At a certain point, though, I didn’t know if it was gonna work out the way it did. I had been jockeying with one other guy from 4th to 5th and back well into May. June hit and the team seemed to slip further. I could not find a solid 3rd starter even, to compliment Lee and Wainwright. My third base was super weak and Gomez and Harper kept running into walls. Literally- they were back and forth from the DL for a couple months. Somewhere along the course of getting a couple of my probably-league leading Over-Negative-Fifty pointers from my starters, I tweeted out “I hate fantasy baseball”. The effect it had on my team couldn’t have been more positive. I ran off a string of more over 250 days than probably anyone else in the league during that span, most of those days going for over 300. It ended up being too much for the 3 or for other teams I was hanging back with. I was soon in third behind the Malherek having the fantasy year of his life, Terry. But Terry seemed to lose focus, as it was probably easy to do with football season starting and Ellis still sitting so far ahead.

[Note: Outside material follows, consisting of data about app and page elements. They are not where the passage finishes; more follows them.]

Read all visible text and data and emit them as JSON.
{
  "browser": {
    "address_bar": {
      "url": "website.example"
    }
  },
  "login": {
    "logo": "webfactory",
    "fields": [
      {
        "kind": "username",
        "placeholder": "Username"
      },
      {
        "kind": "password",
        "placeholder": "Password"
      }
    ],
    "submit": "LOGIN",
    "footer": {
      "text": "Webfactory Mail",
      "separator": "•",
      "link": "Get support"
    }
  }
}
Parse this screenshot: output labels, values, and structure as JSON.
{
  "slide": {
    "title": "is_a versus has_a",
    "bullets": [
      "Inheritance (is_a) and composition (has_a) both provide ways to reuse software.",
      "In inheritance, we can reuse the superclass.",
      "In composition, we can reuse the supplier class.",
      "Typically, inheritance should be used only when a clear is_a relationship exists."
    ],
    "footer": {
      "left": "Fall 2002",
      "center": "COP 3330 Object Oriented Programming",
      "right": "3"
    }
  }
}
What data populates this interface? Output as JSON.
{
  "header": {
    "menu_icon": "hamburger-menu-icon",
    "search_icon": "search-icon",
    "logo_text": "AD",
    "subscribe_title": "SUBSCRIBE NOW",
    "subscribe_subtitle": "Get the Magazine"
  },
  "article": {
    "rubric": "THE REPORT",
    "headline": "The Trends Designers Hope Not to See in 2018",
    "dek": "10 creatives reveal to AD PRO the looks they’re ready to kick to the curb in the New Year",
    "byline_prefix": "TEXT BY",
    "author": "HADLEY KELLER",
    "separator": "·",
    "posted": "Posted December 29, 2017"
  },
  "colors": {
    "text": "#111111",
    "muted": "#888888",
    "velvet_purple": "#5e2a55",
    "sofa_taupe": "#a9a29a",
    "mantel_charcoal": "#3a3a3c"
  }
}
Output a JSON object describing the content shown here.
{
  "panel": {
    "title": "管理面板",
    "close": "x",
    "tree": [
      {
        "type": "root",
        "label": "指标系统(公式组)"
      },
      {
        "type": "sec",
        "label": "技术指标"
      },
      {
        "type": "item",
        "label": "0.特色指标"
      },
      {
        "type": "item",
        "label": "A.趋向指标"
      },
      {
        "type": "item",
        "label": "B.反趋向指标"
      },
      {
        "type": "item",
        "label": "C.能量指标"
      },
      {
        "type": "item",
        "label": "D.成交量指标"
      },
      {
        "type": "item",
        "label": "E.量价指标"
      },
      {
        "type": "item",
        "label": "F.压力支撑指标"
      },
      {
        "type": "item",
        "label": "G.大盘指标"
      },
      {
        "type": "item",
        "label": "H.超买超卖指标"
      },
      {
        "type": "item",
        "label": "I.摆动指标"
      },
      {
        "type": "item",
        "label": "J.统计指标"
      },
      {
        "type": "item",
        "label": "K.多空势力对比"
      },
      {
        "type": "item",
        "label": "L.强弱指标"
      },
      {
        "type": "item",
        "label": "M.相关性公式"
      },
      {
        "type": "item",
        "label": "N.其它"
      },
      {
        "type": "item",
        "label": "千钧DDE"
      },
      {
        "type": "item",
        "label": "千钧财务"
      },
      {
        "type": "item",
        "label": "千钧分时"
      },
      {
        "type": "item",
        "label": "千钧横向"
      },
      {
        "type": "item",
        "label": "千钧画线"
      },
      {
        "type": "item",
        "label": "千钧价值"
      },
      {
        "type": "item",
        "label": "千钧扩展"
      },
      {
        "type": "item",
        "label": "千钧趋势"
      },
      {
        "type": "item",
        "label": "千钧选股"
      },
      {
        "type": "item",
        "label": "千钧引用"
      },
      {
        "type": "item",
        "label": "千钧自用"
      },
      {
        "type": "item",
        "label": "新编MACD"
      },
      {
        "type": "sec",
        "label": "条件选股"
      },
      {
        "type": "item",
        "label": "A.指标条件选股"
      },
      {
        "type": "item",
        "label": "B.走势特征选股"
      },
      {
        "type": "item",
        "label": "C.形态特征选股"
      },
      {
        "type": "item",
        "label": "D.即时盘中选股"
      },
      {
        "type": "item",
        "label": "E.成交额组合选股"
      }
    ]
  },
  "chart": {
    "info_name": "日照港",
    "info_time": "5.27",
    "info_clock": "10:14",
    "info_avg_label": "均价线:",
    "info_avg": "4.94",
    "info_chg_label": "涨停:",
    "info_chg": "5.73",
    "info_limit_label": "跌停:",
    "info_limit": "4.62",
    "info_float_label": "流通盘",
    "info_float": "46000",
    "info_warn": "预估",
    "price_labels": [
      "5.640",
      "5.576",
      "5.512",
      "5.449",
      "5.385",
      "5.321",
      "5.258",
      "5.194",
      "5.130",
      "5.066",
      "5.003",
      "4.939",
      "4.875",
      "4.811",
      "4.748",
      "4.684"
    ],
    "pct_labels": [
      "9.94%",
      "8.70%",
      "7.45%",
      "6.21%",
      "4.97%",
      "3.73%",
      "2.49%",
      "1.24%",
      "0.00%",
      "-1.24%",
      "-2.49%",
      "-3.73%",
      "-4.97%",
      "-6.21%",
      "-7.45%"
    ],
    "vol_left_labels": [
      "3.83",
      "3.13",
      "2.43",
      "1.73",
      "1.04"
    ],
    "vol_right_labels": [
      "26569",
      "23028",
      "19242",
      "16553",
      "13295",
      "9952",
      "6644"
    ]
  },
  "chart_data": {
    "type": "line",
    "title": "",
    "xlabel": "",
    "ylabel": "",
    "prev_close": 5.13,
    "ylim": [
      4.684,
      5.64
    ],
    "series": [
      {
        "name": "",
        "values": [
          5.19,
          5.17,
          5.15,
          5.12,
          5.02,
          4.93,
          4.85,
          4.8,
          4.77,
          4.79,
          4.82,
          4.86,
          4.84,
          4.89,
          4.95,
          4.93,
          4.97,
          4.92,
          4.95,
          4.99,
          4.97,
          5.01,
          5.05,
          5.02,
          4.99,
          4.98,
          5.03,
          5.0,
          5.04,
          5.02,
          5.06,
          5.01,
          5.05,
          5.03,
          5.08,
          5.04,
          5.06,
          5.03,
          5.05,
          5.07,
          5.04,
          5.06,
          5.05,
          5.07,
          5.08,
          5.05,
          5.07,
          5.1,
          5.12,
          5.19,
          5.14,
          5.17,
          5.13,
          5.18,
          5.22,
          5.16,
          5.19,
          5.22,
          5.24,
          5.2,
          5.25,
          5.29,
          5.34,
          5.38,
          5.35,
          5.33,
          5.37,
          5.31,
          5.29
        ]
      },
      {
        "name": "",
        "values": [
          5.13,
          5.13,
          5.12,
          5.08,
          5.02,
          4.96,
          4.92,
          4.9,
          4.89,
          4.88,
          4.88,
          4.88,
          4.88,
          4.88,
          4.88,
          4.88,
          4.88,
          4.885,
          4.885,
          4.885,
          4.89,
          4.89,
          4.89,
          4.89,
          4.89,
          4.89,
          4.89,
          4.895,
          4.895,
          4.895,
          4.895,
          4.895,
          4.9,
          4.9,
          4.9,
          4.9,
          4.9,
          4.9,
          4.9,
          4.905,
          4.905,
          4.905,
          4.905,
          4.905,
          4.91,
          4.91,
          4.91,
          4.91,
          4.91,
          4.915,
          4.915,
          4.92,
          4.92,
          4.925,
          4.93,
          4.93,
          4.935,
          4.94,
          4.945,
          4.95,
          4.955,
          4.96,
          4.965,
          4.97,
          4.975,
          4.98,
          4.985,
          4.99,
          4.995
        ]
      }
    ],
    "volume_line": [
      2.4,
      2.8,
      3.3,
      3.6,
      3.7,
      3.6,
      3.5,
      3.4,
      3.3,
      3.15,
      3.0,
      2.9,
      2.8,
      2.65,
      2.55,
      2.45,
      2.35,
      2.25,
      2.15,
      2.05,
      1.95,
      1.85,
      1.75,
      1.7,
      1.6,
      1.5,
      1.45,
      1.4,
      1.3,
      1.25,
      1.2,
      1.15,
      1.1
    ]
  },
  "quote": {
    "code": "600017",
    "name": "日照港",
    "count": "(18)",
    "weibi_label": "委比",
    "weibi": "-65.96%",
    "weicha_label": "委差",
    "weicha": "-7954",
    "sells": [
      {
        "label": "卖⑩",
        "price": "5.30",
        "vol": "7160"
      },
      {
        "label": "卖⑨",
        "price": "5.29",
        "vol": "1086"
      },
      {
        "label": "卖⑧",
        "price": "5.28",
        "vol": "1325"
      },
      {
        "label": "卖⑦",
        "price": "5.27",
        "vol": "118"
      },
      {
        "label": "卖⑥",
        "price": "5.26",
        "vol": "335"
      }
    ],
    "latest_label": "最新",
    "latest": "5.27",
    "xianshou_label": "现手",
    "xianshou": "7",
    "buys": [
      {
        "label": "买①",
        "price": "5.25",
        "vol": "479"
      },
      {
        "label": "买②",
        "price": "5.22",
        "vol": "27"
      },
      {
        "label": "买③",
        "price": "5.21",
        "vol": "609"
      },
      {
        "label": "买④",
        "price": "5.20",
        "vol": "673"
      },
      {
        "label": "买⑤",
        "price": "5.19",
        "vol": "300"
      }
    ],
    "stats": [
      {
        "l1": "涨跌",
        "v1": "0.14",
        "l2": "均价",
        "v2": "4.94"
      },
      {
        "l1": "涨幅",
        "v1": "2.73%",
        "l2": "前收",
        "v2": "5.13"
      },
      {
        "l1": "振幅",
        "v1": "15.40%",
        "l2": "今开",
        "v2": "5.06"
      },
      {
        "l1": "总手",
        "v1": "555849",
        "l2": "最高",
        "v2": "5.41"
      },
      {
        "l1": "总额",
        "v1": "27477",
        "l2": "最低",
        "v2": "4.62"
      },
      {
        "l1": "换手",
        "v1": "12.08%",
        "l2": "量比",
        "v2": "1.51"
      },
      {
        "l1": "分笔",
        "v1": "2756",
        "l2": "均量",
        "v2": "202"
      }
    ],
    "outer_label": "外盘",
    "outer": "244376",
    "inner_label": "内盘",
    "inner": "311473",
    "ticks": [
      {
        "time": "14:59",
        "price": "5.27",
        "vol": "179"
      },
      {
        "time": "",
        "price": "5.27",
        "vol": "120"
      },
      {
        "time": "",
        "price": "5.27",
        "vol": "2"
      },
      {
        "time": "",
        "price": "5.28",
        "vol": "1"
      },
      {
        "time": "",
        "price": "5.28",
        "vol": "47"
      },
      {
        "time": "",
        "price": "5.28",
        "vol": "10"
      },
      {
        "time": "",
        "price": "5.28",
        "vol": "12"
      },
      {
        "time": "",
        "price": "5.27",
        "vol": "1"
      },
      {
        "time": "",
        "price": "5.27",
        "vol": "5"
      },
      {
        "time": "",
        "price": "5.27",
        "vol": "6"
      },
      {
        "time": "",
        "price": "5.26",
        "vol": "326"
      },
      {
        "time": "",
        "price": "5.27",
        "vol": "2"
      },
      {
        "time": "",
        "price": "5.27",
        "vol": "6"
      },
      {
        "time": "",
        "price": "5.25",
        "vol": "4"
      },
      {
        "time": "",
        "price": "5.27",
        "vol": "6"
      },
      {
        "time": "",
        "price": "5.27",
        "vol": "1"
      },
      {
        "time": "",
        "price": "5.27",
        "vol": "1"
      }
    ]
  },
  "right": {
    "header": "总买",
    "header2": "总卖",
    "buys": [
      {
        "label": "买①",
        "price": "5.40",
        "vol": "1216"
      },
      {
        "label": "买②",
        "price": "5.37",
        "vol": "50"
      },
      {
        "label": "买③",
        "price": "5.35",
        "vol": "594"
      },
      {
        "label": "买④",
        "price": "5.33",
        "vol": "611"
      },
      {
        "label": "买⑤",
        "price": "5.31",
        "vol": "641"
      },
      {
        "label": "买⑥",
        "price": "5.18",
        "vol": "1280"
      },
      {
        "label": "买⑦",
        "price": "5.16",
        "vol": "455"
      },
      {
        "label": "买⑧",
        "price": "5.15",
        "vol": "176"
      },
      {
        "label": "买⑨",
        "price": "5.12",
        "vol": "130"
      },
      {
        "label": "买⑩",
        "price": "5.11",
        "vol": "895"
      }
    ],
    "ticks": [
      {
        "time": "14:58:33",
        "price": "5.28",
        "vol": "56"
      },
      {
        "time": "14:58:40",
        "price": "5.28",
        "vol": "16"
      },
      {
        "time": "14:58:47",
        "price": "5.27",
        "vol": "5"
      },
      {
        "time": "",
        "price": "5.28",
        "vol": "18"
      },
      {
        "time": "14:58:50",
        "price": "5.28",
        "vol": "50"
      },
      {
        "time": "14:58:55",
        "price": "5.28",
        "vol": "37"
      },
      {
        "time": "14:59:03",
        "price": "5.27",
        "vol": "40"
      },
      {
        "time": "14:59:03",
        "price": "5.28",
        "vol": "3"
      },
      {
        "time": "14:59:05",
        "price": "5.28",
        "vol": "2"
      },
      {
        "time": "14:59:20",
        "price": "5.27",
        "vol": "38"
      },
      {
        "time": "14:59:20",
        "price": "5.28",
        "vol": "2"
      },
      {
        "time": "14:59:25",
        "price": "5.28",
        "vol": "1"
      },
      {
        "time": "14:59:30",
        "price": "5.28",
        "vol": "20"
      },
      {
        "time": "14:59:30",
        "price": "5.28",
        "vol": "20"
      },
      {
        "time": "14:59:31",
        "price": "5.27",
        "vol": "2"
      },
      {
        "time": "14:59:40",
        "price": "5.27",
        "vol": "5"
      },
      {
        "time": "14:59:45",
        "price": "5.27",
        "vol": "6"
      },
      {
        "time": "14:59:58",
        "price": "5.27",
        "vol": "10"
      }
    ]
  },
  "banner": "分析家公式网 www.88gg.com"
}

I never thought it was conceivable to catch Ellis. It was my goal to reach and maintain second place, which I was able to do. Because I had not made so many moves throughout the season, I had an advantage on many of the guys who were chasing me. But Ellis had an even bigger advantage. He only had used half his moves or so well into September, and so streamed a bunch of pitchers down the stretch, burying the rest of us. My lead over Kyle was still not secure until I got decent performances from Estrada (rejoining my team from when I dropped him a month in) and Ubaldo the last day of the season didn’t hurt. And another value pick for me, Greg Holland, really carried his weight down the stretch. It was such a psychological advantage that your great points day could be helped by another 40 pointer from the KC closer, or that a bad pitching or hitting day could be salvaged by such a bonus. He got 33 on September 29th which more than shut the door on Kyle.
The whole season I had been viewing my respective two teams as based around certain divisions in baseball. My team in my Sporty Friends’ league, Shades of ‘24[i], was more or less based around the AL West. Kinsler, King Felix, and the the Flying Salmon (Iwakuma) were staples of a team that wound up mounting a 3rd place season.[ii] Obsessed was based even more around the NL Central. So when I needed another bat down the stretch to replace the hurt Desmond Jennings, I turned to the division again, taking Matt Adams, who had now taken over for Allen Craig. It was a double advantage because Terry had Allen Craig, who wouldn’t play the rest of the year, and he’d been a big reason the team was in that position. Between that and Jose Fernandez reaching his innings limit, Terry was doomed down the stretch.